Data supplied:
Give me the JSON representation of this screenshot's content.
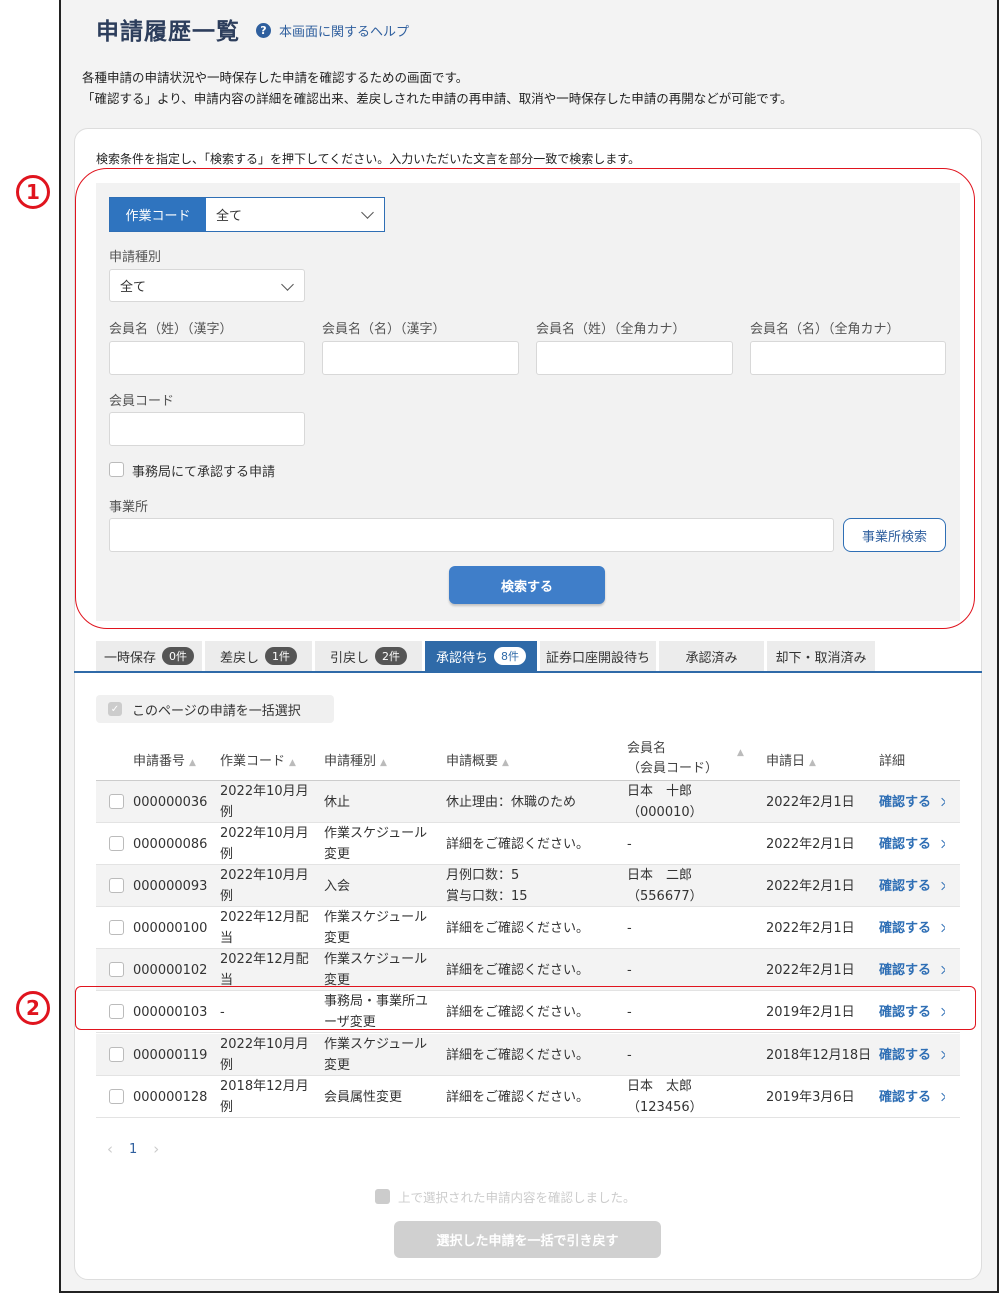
{
  "header": {
    "title": "申請履歴一覧",
    "help_icon": "?",
    "help_label": "本画面に関するヘルプ"
  },
  "description": [
    "各種申請の申請状況や一時保存した申請を確認するための画面です。",
    "「確認する」より、申請内容の詳細を確認出来、差戻しされた申請の再申請、取消や一時保存した申請の再開などが可能です。"
  ],
  "search": {
    "instruction": "検索条件を指定し、「検索する」を押下してください。入力いただいた文言を部分一致で検索します。",
    "work_code": {
      "label": "作業コード",
      "value": "全て"
    },
    "application_type": {
      "label": "申請種別",
      "value": "全て"
    },
    "name_fields": [
      {
        "label": "会員名（姓）（漢字）",
        "value": ""
      },
      {
        "label": "会員名（名）（漢字）",
        "value": ""
      },
      {
        "label": "会員名（姓）（全角カナ）",
        "value": ""
      },
      {
        "label": "会員名（名）（全角カナ）",
        "value": ""
      }
    ],
    "member_code": {
      "label": "会員コード",
      "value": ""
    },
    "office_approval_checkbox": {
      "label": "事務局にて承認する申請",
      "checked": false
    },
    "office": {
      "label": "事業所",
      "value": "",
      "search_button": "事業所検索"
    },
    "submit_label": "検索する"
  },
  "annotations": {
    "one": "1",
    "two": "2",
    "color": "#e0141e"
  },
  "tabs": [
    {
      "label": "一時保存",
      "badge": "0件",
      "active": false
    },
    {
      "label": "差戻し",
      "badge": "1件",
      "active": false
    },
    {
      "label": "引戻し",
      "badge": "2件",
      "active": false
    },
    {
      "label": "承認待ち",
      "badge": "8件",
      "active": true
    },
    {
      "label": "証券口座開設待ち",
      "badge": "",
      "active": false
    },
    {
      "label": "承認済み",
      "badge": "",
      "active": false
    },
    {
      "label": "却下・取消済み",
      "badge": "",
      "active": false
    }
  ],
  "bulk_select_label": "このページの申請を一括選択",
  "table": {
    "headers": {
      "number": "申請番号",
      "work_code": "作業コード",
      "type": "申請種別",
      "summary": "申請概要",
      "member_line1": "会員名",
      "member_line2": "（会員コード）",
      "date": "申請日",
      "detail": "詳細"
    },
    "confirm_label": "確認する",
    "rows": [
      {
        "number": "000000036",
        "code1": "2022年10月月",
        "code2": "例",
        "type1": "休止",
        "type2": "",
        "summary1": "休止理由：休職のため",
        "summary2": "",
        "member1": "日本　十郎",
        "member2": "（000010）",
        "date": "2022年2月1日"
      },
      {
        "number": "000000086",
        "code1": "2022年10月月",
        "code2": "例",
        "type1": "作業スケジュール",
        "type2": "変更",
        "summary1": "詳細をご確認ください。",
        "summary2": "",
        "member1": "-",
        "member2": "",
        "date": "2022年2月1日"
      },
      {
        "number": "000000093",
        "code1": "2022年10月月",
        "code2": "例",
        "type1": "入会",
        "type2": "",
        "summary1": "月例口数：5",
        "summary2": "賞与口数：15",
        "member1": "日本　二郎",
        "member2": "（556677）",
        "date": "2022年2月1日"
      },
      {
        "number": "000000100",
        "code1": "2022年12月配",
        "code2": "当",
        "type1": "作業スケジュール",
        "type2": "変更",
        "summary1": "詳細をご確認ください。",
        "summary2": "",
        "member1": "-",
        "member2": "",
        "date": "2022年2月1日"
      },
      {
        "number": "000000102",
        "code1": "2022年12月配",
        "code2": "当",
        "type1": "作業スケジュール",
        "type2": "変更",
        "summary1": "詳細をご確認ください。",
        "summary2": "",
        "member1": "-",
        "member2": "",
        "date": "2022年2月1日"
      },
      {
        "number": "000000103",
        "code1": "-",
        "code2": "",
        "type1": "事務局・事業所ユ",
        "type2": "ーザ変更",
        "summary1": "詳細をご確認ください。",
        "summary2": "",
        "member1": "-",
        "member2": "",
        "date": "2019年2月1日"
      },
      {
        "number": "000000119",
        "code1": "2022年10月月",
        "code2": "例",
        "type1": "作業スケジュール",
        "type2": "変更",
        "summary1": "詳細をご確認ください。",
        "summary2": "",
        "member1": "-",
        "member2": "",
        "date": "2018年12月18日"
      },
      {
        "number": "000000128",
        "code1": "2018年12月月",
        "code2": "例",
        "type1": "会員属性変更",
        "type2": "",
        "summary1": "詳細をご確認ください。",
        "summary2": "",
        "member1": "日本　太郎",
        "member2": "（123456）",
        "date": "2019年3月6日"
      }
    ]
  },
  "pagination": {
    "prev": "‹",
    "page": "1",
    "next": "›"
  },
  "confirm_checkbox_label": "上で選択された申請内容を確認しました。",
  "bulk_return_label": "選択した申請を一括で引き戻す"
}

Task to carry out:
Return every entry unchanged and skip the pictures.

Task solution:
Give me the JSON representation of this screenshot's content.
{
  "header": {
    "title": "申請履歴一覧",
    "help_icon": "?",
    "help_label": "本画面に関するヘルプ"
  },
  "description": [
    "各種申請の申請状況や一時保存した申請を確認するための画面です。",
    "「確認する」より、申請内容の詳細を確認出来、差戻しされた申請の再申請、取消や一時保存した申請の再開などが可能です。"
  ],
  "search": {
    "instruction": "検索条件を指定し、「検索する」を押下してください。入力いただいた文言を部分一致で検索します。",
    "work_code": {
      "label": "作業コード",
      "value": "全て"
    },
    "application_type": {
      "label": "申請種別",
      "value": "全て"
    },
    "name_fields": [
      {
        "label": "会員名（姓）（漢字）",
        "value": ""
      },
      {
        "label": "会員名（名）（漢字）",
        "value": ""
      },
      {
        "label": "会員名（姓）（全角カナ）",
        "value": ""
      },
      {
        "label": "会員名（名）（全角カナ）",
        "value": ""
      }
    ],
    "member_code": {
      "label": "会員コード",
      "value": ""
    },
    "office_approval_checkbox": {
      "label": "事務局にて承認する申請",
      "checked": false
    },
    "office": {
      "label": "事業所",
      "value": "",
      "search_button": "事業所検索"
    },
    "submit_label": "検索する"
  },
  "annotations": {
    "one": "1",
    "two": "2",
    "color": "#e0141e"
  },
  "tabs": [
    {
      "label": "一時保存",
      "badge": "0件",
      "active": false
    },
    {
      "label": "差戻し",
      "badge": "1件",
      "active": false
    },
    {
      "label": "引戻し",
      "badge": "2件",
      "active": false
    },
    {
      "label": "承認待ち",
      "badge": "8件",
      "active": true
    },
    {
      "label": "証券口座開設待ち",
      "badge": "",
      "active": false
    },
    {
      "label": "承認済み",
      "badge": "",
      "active": false
    },
    {
      "label": "却下・取消済み",
      "badge": "",
      "active": false
    }
  ],
  "bulk_select_label": "このページの申請を一括選択",
  "table": {
    "headers": {
      "number": "申請番号",
      "work_code": "作業コード",
      "type": "申請種別",
      "summary": "申請概要",
      "member_line1": "会員名",
      "member_line2": "（会員コード）",
      "date": "申請日",
      "detail": "詳細"
    },
    "confirm_label": "確認する",
    "rows": [
      {
        "number": "000000036",
        "code1": "2022年10月月",
        "code2": "例",
        "type1": "休止",
        "type2": "",
        "summary1": "休止理由：休職のため",
        "summary2": "",
        "member1": "日本　十郎",
        "member2": "（000010）",
        "date": "2022年2月1日"
      },
      {
        "number": "000000086",
        "code1": "2022年10月月",
        "code2": "例",
        "type1": "作業スケジュール",
        "type2": "変更",
        "summary1": "詳細をご確認ください。",
        "summary2": "",
        "member1": "-",
        "member2": "",
        "date": "2022年2月1日"
      },
      {
        "number": "000000093",
        "code1": "2022年10月月",
        "code2": "例",
        "type1": "入会",
        "type2": "",
        "summary1": "月例口数：5",
        "summary2": "賞与口数：15",
        "member1": "日本　二郎",
        "member2": "（556677）",
        "date": "2022年2月1日"
      },
      {
        "number": "000000100",
        "code1": "2022年12月配",
        "code2": "当",
        "type1": "作業スケジュール",
        "type2": "変更",
        "summary1": "詳細をご確認ください。",
        "summary2": "",
        "member1": "-",
        "member2": "",
        "date": "2022年2月1日"
      },
      {
        "number": "000000102",
        "code1": "2022年12月配",
        "code2": "当",
        "type1": "作業スケジュール",
        "type2": "変更",
        "summary1": "詳細をご確認ください。",
        "summary2": "",
        "member1": "-",
        "member2": "",
        "date": "2022年2月1日"
      },
      {
        "number": "000000103",
        "code1": "-",
        "code2": "",
        "type1": "事務局・事業所ユ",
        "type2": "ーザ変更",
        "summary1": "詳細をご確認ください。",
        "summary2": "",
        "member1": "-",
        "member2": "",
        "date": "2019年2月1日"
      },
      {
        "number": "000000119",
        "code1": "2022年10月月",
        "code2": "例",
        "type1": "作業スケジュール",
        "type2": "変更",
        "summary1": "詳細をご確認ください。",
        "summary2": "",
        "member1": "-",
        "member2": "",
        "date": "2018年12月18日"
      },
      {
        "number": "000000128",
        "code1": "2018年12月月",
        "code2": "例",
        "type1": "会員属性変更",
        "type2": "",
        "summary1": "詳細をご確認ください。",
        "summary2": "",
        "member1": "日本　太郎",
        "member2": "（123456）",
        "date": "2019年3月6日"
      }
    ]
  },
  "pagination": {
    "prev": "‹",
    "page": "1",
    "next": "›"
  },
  "confirm_checkbox_label": "上で選択された申請内容を確認しました。",
  "bulk_return_label": "選択した申請を一括で引き戻す"
}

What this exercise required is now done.